Scholastic offences (i.e. plagiarism and other forms of cheating) are taken seriously and students are directed to read the appropriate policy, specifically, the definition of what constitutes a scholastic offence, at the following website: http://www.uwo.ca/univsec/handbook/appeals/scholoff.pdf.
II. Checking for Plagiarism:
Required papers may be subject to submission for 'textual similarity review' to the commercial plagiarism detection software under license to the University for this purpose. Submitted papers will be included as source documents in the reference database for future similar purpose. Use of the service is subject to the licensing agreement between the University and Turnitin.com (http://www.turnitin.com).
G. POLICY REGARDING SELECTION AND REGISTRATION OF COURSES
Students are responsible for ensuring that their selection of courses is appropriate and accurately recorded, that all prerequisite course(s) have been successfully completed, and that they are aware of any anti-requisite courses that they have taken.
H. A SELECT BIBLIOGRAPHY
Dwyer, John C. Church History: Twenty Centuries of Catholic Christianity. New York: Paulist Press, 1998.
Multi-volume reference works:
Chadwick, Owen, ed. The Pelican History of the Church. London: Penguin Books, 6 vols., 1967-1986.
Jedin, Hubert, ed. History of the Church,. 10 vols., Kent: Burns & Oates, 1981.
Malone, Mary. Women and Christianity. 3 vols., Ottawa: Novalis, 2000.
Chadwick, Henry and G. R. Evans. Atlas of the Christian Church. Oxford: Phaidon Press, 1990.
Trigilio, John Jr., and Kenneth Brighenti. Catholicism for Dummies. Hoboken, N.J.: Wiley, 2003.

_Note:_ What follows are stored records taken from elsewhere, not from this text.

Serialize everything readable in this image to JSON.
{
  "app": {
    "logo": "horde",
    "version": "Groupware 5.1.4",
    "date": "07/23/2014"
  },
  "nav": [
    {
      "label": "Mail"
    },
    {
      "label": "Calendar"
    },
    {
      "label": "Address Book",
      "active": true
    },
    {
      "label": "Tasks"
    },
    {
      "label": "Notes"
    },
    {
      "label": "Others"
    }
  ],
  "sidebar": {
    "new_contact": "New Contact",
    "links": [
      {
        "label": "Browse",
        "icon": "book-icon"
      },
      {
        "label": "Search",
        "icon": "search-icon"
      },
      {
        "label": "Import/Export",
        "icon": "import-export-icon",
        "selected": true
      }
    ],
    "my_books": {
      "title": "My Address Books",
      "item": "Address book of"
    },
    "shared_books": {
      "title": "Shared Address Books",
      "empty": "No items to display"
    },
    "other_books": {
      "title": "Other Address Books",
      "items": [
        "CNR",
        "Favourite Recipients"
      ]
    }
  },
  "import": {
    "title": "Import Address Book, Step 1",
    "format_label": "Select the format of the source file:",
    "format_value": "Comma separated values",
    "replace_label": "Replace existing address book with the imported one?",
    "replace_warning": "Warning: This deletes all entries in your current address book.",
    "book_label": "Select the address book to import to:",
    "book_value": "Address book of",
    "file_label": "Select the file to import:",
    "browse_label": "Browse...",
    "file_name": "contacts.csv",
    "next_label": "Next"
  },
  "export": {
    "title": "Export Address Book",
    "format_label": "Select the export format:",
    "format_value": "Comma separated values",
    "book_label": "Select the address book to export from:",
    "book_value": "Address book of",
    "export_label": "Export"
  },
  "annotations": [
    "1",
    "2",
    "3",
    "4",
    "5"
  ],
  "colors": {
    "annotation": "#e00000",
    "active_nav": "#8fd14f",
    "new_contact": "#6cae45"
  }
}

N.B.: A complete bibliography for the primary sources can be found in the "course pack".